Task prompt: Repeat every entry in the listing below, exactly.

Source data:
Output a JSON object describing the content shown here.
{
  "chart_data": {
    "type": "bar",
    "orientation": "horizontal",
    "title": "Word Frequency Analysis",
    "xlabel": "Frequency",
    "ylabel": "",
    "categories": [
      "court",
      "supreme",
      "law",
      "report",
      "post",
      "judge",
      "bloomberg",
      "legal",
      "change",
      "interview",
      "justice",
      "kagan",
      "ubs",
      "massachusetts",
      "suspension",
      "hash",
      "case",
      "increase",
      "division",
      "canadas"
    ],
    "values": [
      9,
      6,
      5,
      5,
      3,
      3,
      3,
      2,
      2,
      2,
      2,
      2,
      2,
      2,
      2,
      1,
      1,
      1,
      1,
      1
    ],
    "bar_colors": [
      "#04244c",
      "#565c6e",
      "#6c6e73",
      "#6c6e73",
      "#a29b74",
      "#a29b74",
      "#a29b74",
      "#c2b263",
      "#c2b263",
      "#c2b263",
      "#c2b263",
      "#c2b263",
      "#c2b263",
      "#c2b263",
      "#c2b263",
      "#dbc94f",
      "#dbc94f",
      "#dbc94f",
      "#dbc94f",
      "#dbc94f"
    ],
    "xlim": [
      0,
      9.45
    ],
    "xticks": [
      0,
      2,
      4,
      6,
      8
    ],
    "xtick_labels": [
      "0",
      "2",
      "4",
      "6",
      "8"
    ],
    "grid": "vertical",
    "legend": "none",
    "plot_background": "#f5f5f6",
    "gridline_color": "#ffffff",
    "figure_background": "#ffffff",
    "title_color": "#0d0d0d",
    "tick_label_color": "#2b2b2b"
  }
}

Exercise answer:
Output a JSON object describing the content shown here.
{
  "chart_data": {
    "type": "bar",
    "orientation": "horizontal",
    "title": "Word Frequency Analysis",
    "xlabel": "Frequency",
    "ylabel": "",
    "categories": [
      "court",
      "supreme",
      "law",
      "report",
      "post",
      "judge",
      "bloomberg",
      "legal",
      "change",
      "interview",
      "justice",
      "kagan",
      "ubs",
      "massachusetts",
      "suspension",
      "hash",
      "case",
      "increase",
      "division",
      "canadas"
    ],
    "values": [
      9,
      6,
      5,
      5,
      3,
      3,
      3,
      2,
      2,
      2,
      2,
      2,
      2,
      2,
      2,
      1,
      1,
      1,
      1,
      1
    ],
    "bar_colors": [
      "#04244c",
      "#565c6e",
      "#6c6e73",
      "#6c6e73",
      "#a29b74",
      "#a29b74",
      "#a29b74",
      "#c2b263",
      "#c2b263",
      "#c2b263",
      "#c2b263",
      "#c2b263",
      "#c2b263",
      "#c2b263",
      "#c2b263",
      "#dbc94f",
      "#dbc94f",
      "#dbc94f",
      "#dbc94f",
      "#dbc94f"
    ],
    "xlim": [
      0,
      9.45
    ],
    "xticks": [
      0,
      2,
      4,
      6,
      8
    ],
    "xtick_labels": [
      "0",
      "2",
      "4",
      "6",
      "8"
    ],
    "grid": "vertical",
    "legend": "none",
    "plot_background": "#f5f5f6",
    "gridline_color": "#ffffff",
    "figure_background": "#ffffff",
    "title_color": "#0d0d0d",
    "tick_label_color": "#2b2b2b"
  }
}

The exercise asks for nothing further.